Dataset rows for apps and sites

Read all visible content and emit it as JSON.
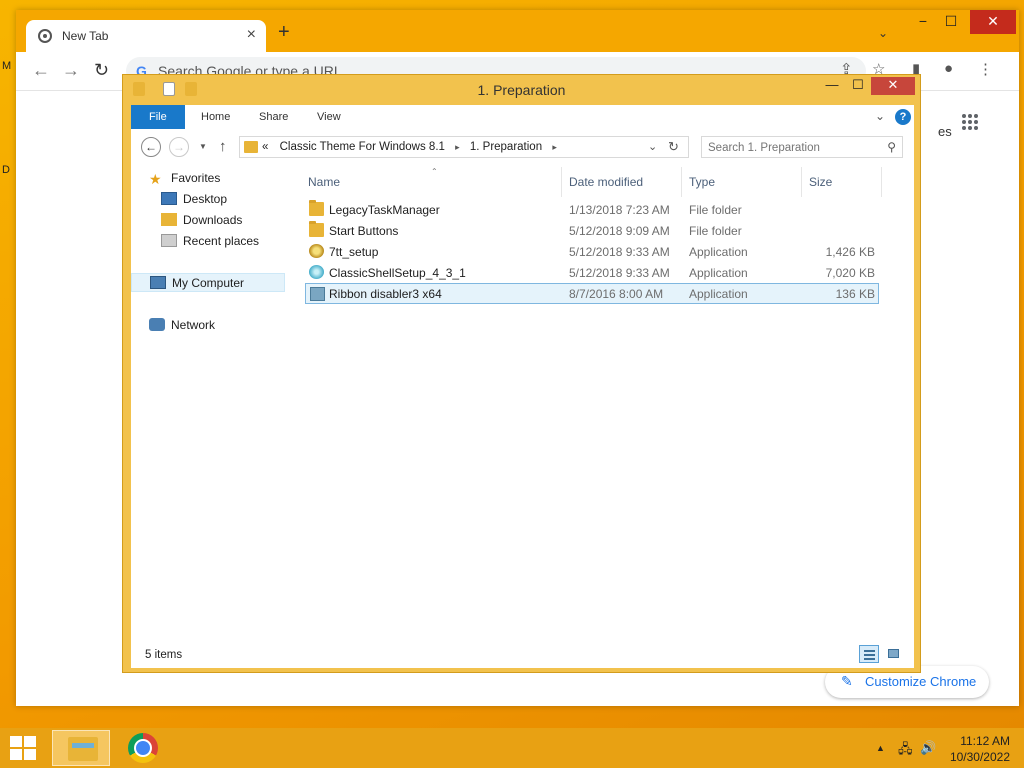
{
  "desktop": {
    "label_top": "M",
    "label_mid": "D"
  },
  "chrome": {
    "tab_title": "New Tab",
    "tab_close": "×",
    "new_tab": "+",
    "tab_dropdown": "⌄",
    "win_min": "−",
    "win_max": "☐",
    "win_close": "✕",
    "back": "←",
    "forward": "→",
    "reload": "↻",
    "omnibox_g": "G",
    "omnibox_placeholder": "Search Google or type a URL",
    "share": "⇪",
    "bookmark": "☆",
    "side_panel": "▮",
    "profile": "●",
    "menu": "⋮",
    "shortcut_edge_text": "es",
    "customize_label": "Customize Chrome",
    "customize_icon": "✎"
  },
  "explorer": {
    "title": "1. Preparation",
    "win_min": "—",
    "win_max": "☐",
    "win_close": "✕",
    "ribbon_tabs": [
      "File",
      "Home",
      "Share",
      "View"
    ],
    "ribbon_chevron": "⌄",
    "help": "?",
    "nav_back": "←",
    "nav_forward": "→",
    "nav_recent": "▼",
    "nav_up": "↑",
    "address": {
      "prefix": "«",
      "crumbs": [
        "Classic Theme For Windows 8.1",
        "1. Preparation"
      ],
      "separator": "▸",
      "dropdown": "⌄",
      "refresh": "↻"
    },
    "search_placeholder": "Search 1. Preparation",
    "search_icon": "⚲",
    "nav_pane": {
      "favorites": "Favorites",
      "desktop": "Desktop",
      "downloads": "Downloads",
      "recent_places": "Recent places",
      "my_computer": "My Computer",
      "network": "Network"
    },
    "columns": {
      "name": "Name",
      "date": "Date modified",
      "type": "Type",
      "size": "Size",
      "sort_caret": "⌃"
    },
    "files": [
      {
        "name": "LegacyTaskManager",
        "date": "1/13/2018 7:23 AM",
        "type": "File folder",
        "size": ""
      },
      {
        "name": "Start Buttons",
        "date": "5/12/2018 9:09 AM",
        "type": "File folder",
        "size": ""
      },
      {
        "name": "7tt_setup",
        "date": "5/12/2018 9:33 AM",
        "type": "Application",
        "size": "1,426 KB"
      },
      {
        "name": "ClassicShellSetup_4_3_1",
        "date": "5/12/2018 9:33 AM",
        "type": "Application",
        "size": "7,020 KB"
      },
      {
        "name": "Ribbon disabler3 x64",
        "date": "8/7/2016 8:00 AM",
        "type": "Application",
        "size": "136 KB"
      }
    ],
    "status": "5 items"
  },
  "taskbar": {
    "tray_chevron": "▲",
    "tray_network": "🖧",
    "tray_volume": "🔊",
    "time": "11:12 AM",
    "date": "10/30/2022"
  },
  "colors": {
    "accent": "#1979ca",
    "selection": "#e5f3fb",
    "desktop": "#f6a800",
    "window_frame": "#f2c24d"
  }
}
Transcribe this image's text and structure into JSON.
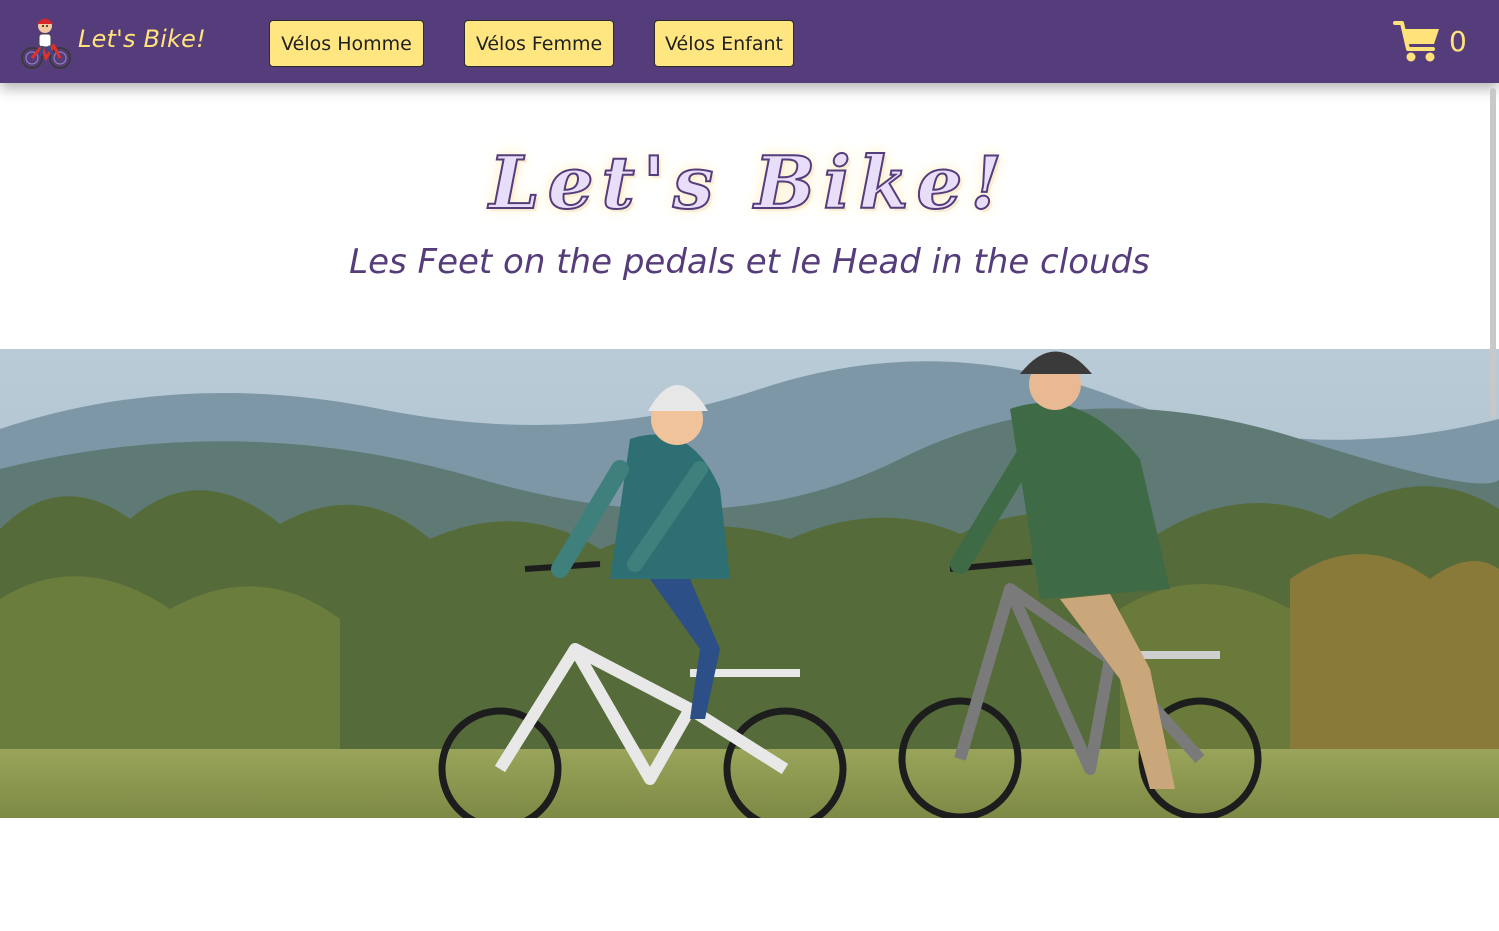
{
  "navbar": {
    "brand_text": "Let's Bike!",
    "brand_logo_icon": "cyclist-kid-logo-icon",
    "buttons": [
      {
        "label": "Vélos Homme"
      },
      {
        "label": "Vélos Femme"
      },
      {
        "label": "Vélos Enfant"
      }
    ],
    "cart": {
      "icon": "shopping-cart-icon",
      "count": "0"
    }
  },
  "hero": {
    "title": "Let's Bike!",
    "tagline": "Les Feet on the pedals et le Head in the clouds"
  },
  "banner": {
    "image": "two-cyclists-on-e-bikes-photo"
  },
  "colors": {
    "navbar_bg": "#553c7b",
    "accent_yellow": "#ffe680",
    "brand_text": "#ffe27a",
    "title_purple": "#553c7b"
  }
}
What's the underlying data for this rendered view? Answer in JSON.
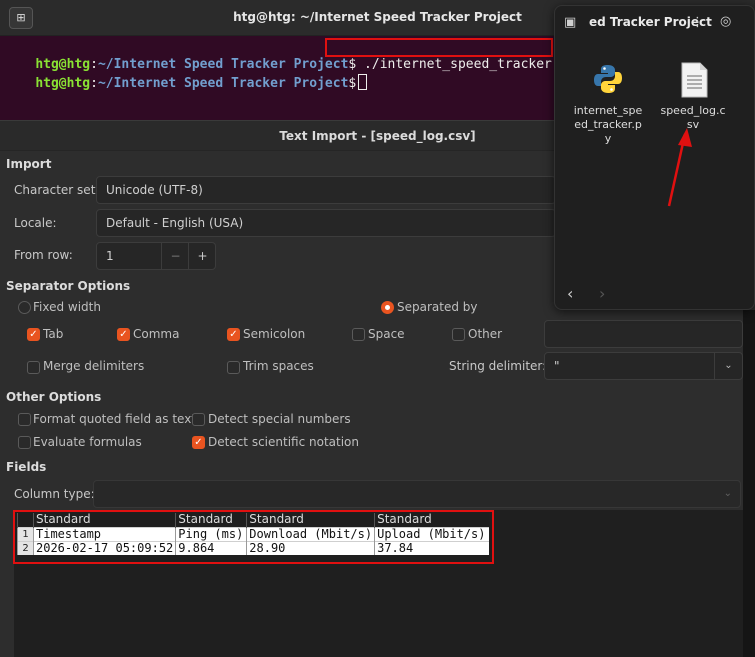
{
  "terminal": {
    "title": "htg@htg: ~/Internet Speed Tracker Project",
    "new_tab_icon": "new-tab-icon",
    "lines": [
      {
        "user": "htg@htg",
        "sep": ":",
        "path": "~/Internet Speed Tracker Project",
        "dollar": "$",
        "cmd": " ./internet_speed_tracker.py"
      },
      {
        "user": "htg@htg",
        "sep": ":",
        "path": "~/Internet Speed Tracker Project",
        "dollar": "$",
        "cmd": " "
      }
    ]
  },
  "dialog": {
    "title": "Text Import - [speed_log.csv]",
    "import": {
      "heading": "Import",
      "charset_label": "Character set:",
      "charset_value": "Unicode (UTF-8)",
      "locale_label": "Locale:",
      "locale_value": "Default - English (USA)",
      "fromrow_label": "From row:",
      "fromrow_value": "1",
      "minus": "−",
      "plus": "+"
    },
    "separator": {
      "heading": "Separator Options",
      "fixed_width": "Fixed width",
      "separated_by": "Separated by",
      "tab": "Tab",
      "comma": "Comma",
      "semicolon": "Semicolon",
      "space": "Space",
      "other": "Other",
      "merge": "Merge delimiters",
      "trim": "Trim spaces",
      "string_delim_label": "String delimiter:",
      "string_delim_value": "\""
    },
    "other_options": {
      "heading": "Other Options",
      "format_quoted": "Format quoted field as text",
      "detect_special": "Detect special numbers",
      "evaluate": "Evaluate formulas",
      "detect_sci": "Detect scientific notation"
    },
    "fields": {
      "heading": "Fields",
      "column_type_label": "Column type:",
      "column_type_value": "",
      "types": [
        "Standard",
        "Standard",
        "Standard",
        "Standard"
      ],
      "rows": [
        {
          "num": "1",
          "cells": [
            "Timestamp",
            "Ping (ms)",
            "Download (Mbit/s)",
            "Upload (Mbit/s)"
          ]
        },
        {
          "num": "2",
          "cells": [
            "2026-02-17 05:09:52",
            "9.864",
            "28.90",
            "37.84"
          ]
        }
      ]
    }
  },
  "files": {
    "title": "ed Tracker Project",
    "items": [
      {
        "name": "internet_speed_tracker.py",
        "lines": [
          "internet_spe",
          "ed_tracker.p",
          "y"
        ],
        "icon": "python-file-icon"
      },
      {
        "name": "speed_log.csv",
        "lines": [
          "speed_log.c",
          "sv"
        ],
        "icon": "text-file-icon"
      }
    ],
    "back": "‹",
    "forward": "›"
  },
  "colors": {
    "accent": "#e95420",
    "highlight": "#e01010",
    "terminal_bg": "#300a24"
  }
}
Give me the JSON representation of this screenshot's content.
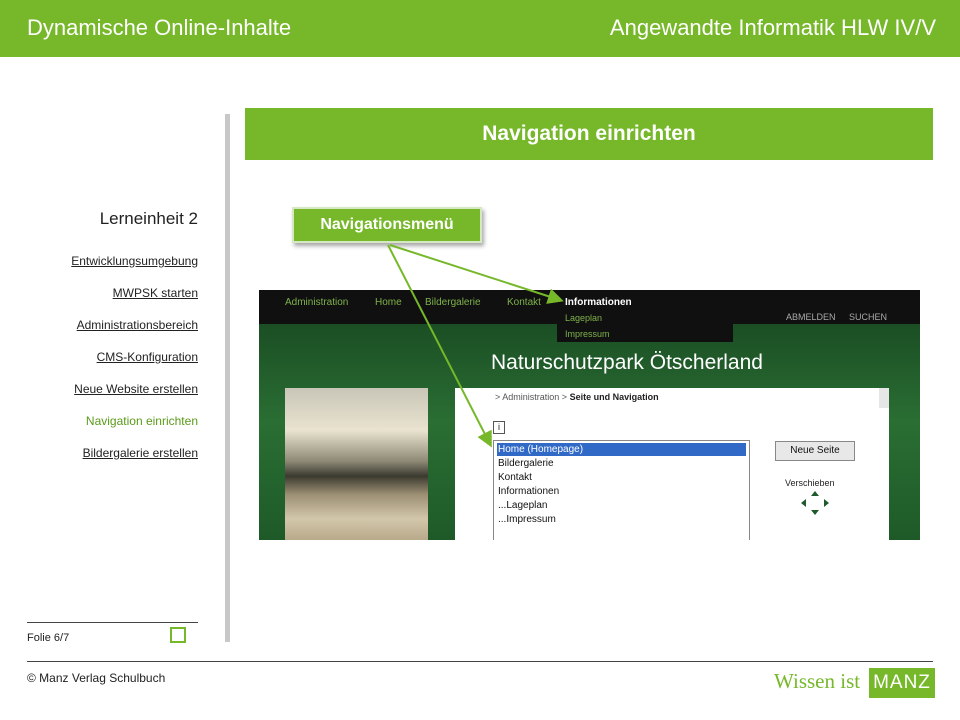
{
  "header": {
    "left_title": "Dynamische Online-Inhalte",
    "right_title": "Angewandte Informatik HLW IV/V"
  },
  "sidebar": {
    "title": "Lerneinheit 2",
    "items": [
      {
        "label": "Entwicklungsumgebung"
      },
      {
        "label": "MWPSK starten"
      },
      {
        "label": "Administrationsbereich"
      },
      {
        "label": "CMS-Konfiguration"
      },
      {
        "label": "Neue Website erstellen"
      },
      {
        "label": "Navigation einrichten"
      },
      {
        "label": "Bildergalerie erstellen"
      }
    ]
  },
  "content": {
    "title": "Navigation einrichten",
    "callout_button": "Navigationsmenü"
  },
  "cms": {
    "nav": [
      "Administration",
      "Home",
      "Bildergalerie",
      "Kontakt"
    ],
    "info_tab": "Informationen",
    "submenu": [
      "Lageplan",
      "Impressum"
    ],
    "top_right": [
      "ABMELDEN",
      "SUCHEN"
    ],
    "site_title": "Naturschutzpark Ötscherland",
    "breadcrumb": {
      "prefix": "> Administration >",
      "current": "Seite und Navigation"
    },
    "info_icon": "i",
    "list": [
      {
        "label": "Home (Homepage)",
        "selected": true
      },
      {
        "label": "Bildergalerie",
        "selected": false
      },
      {
        "label": "Kontakt",
        "selected": false
      },
      {
        "label": "Informationen",
        "selected": false
      },
      {
        "label": "...Lageplan",
        "selected": false
      },
      {
        "label": "...Impressum",
        "selected": false
      }
    ],
    "new_page_button": "Neue Seite",
    "move_label": "Verschieben"
  },
  "footer": {
    "slide": "Folie 6/7",
    "copyright": "© Manz Verlag Schulbuch",
    "logo_text": "Wissen ist",
    "logo_box": "MANZ"
  },
  "colors": {
    "accent": "#76b82a",
    "active_link": "#5a9a1a",
    "cms_dark": "#101010",
    "cms_green": "#1f5a2a",
    "list_selected": "#3169c6"
  }
}
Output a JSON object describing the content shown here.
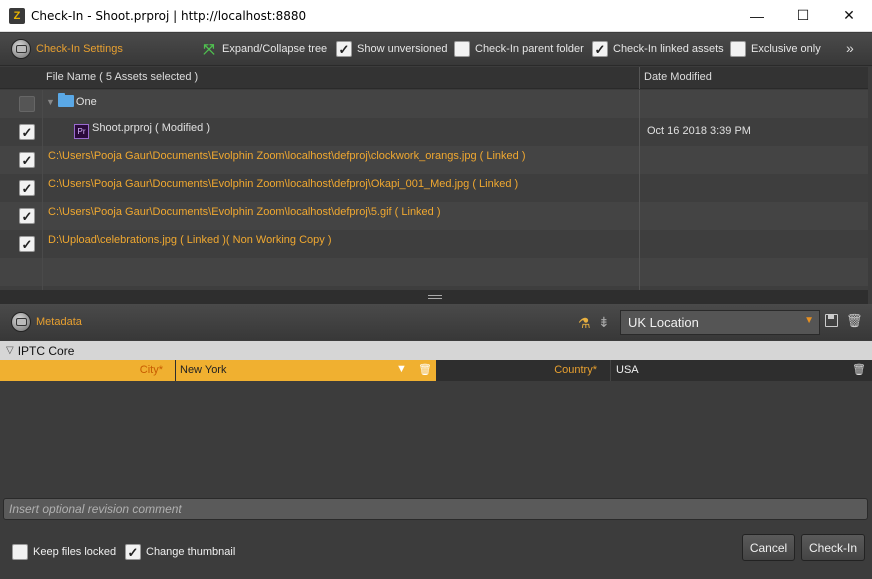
{
  "window": {
    "app_icon_letter": "Z",
    "title": "Check-In - Shoot.prproj | http://localhost:8880",
    "minimize": "—",
    "maximize": "☐",
    "close": "✕"
  },
  "settings": {
    "title": "Check-In Settings",
    "expand_label": "Expand/Collapse tree",
    "options": [
      {
        "label": "Show unversioned",
        "checked": true
      },
      {
        "label": "Check-In parent folder",
        "checked": false
      },
      {
        "label": "Check-In linked assets",
        "checked": true
      },
      {
        "label": "Exclusive only",
        "checked": false
      }
    ],
    "more": "»"
  },
  "table": {
    "col_file": "File Name ( 5 Assets selected )",
    "col_date": "Date Modified",
    "rows": [
      {
        "name": "One",
        "date": "",
        "type": "folder",
        "checked": false
      },
      {
        "name": "Shoot.prproj ( Modified )",
        "date": "Oct 16 2018 3:39 PM",
        "type": "project",
        "checked": true
      },
      {
        "name": "C:\\Users\\Pooja Gaur\\Documents\\Evolphin Zoom\\localhost\\defproj\\clockwork_orangs.jpg ( Linked )",
        "date": "",
        "type": "linked",
        "checked": true
      },
      {
        "name": "C:\\Users\\Pooja Gaur\\Documents\\Evolphin Zoom\\localhost\\defproj\\Okapi_001_Med.jpg ( Linked )",
        "date": "",
        "type": "linked",
        "checked": true
      },
      {
        "name": "C:\\Users\\Pooja Gaur\\Documents\\Evolphin Zoom\\localhost\\defproj\\5.gif ( Linked )",
        "date": "",
        "type": "linked",
        "checked": true
      },
      {
        "name": "D:\\Upload\\celebrations.jpg ( Linked )( Non Working Copy )",
        "date": "",
        "type": "linked",
        "checked": true
      }
    ]
  },
  "metadata": {
    "title": "Metadata",
    "preset": "UK Location",
    "group": "IPTC Core",
    "city_label": "City*",
    "city_value": "New York",
    "country_label": "Country*",
    "country_value": "USA"
  },
  "footer": {
    "comment_placeholder": "Insert optional revision comment",
    "keep_locked": {
      "label": "Keep files locked",
      "checked": false
    },
    "change_thumb": {
      "label": "Change thumbnail",
      "checked": true
    },
    "cancel": "Cancel",
    "checkin": "Check-In"
  }
}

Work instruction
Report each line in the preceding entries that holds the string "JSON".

Answer box
Read all visible content and emit it as JSON.
Transcribe this image's text and structure into JSON.
What's the underlying data for this rendered view? Answer in JSON.
Give me the JSON representation of this screenshot's content.
Output a JSON object describing the content shown here.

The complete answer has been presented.